In an unprecedented amount of activity on raising wages for tipped workers, Massachusetts, Rhode Island, Maryland, and New Hampshire are expected to hold public hearings for legislation that would eliminate the sub-minimum wage. In Pennsylvania, the legislature is advancing bills that would significantly increase the tipped minimum wage, while Michigan is expected to introduce legislation to eliminate the sub-minimum wage as early as this month.

Nationally, the majority of tipped restaurant workers are women. They use food stamps at double the rate of the rest of the US workforce, are three-times as likely to live in poverty, and endure the worst sexual harassment of any industry with 90% reporting experiencing sexual harassment on the job. The Equal Employment Opportunity Commission has targeted the restaurant industry as the single-largest source of sexual harassment charges with a rate five-times higher than any other industry.

By allowing the restaurant industry to pay a subminimum wage to women — who make up 70% of servers — one of the largest industries in the country teaches countless millions of women, many of whom find their first job in the industry, that their worth is intrinsically linked to enduring forms of harassment and being objectified. The restaurant industry’s low wages and treatment of women is an affront to ALL WOMEN.

Women’s rights leaders and organizations agree that eliminating the two-tiered wage system is an issue of gender-justice; several renowned feminists, including Eve Ensler (Tony Award winning playwright, founder of V-Day and One Billion Rising), Terry O’Neill (President of National Organization for Women), Teresa Younger (CEO of the Ms. Foundation), and other leading women’s rights advocates convened at Olive Garden in Times Square on February 13th, a national day of action led by ROC United to highlight the federal tipped minimum wage being frozen at $2.13 an hour, to demand all restaurants pay an actual living wage.

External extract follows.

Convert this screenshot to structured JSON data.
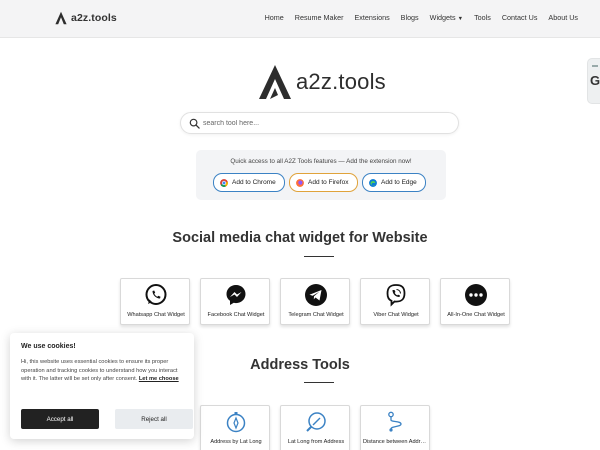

The two-tiered wage system is broken. ROC United’s ‘One Fair Wage’ campaign can fix it: by winning the fight to raise the lower, tipped minimum wage to match the regular minimum wage, tipped restaurant workers will receive a stable and fair paycheck instead of being forced to live off tips alone.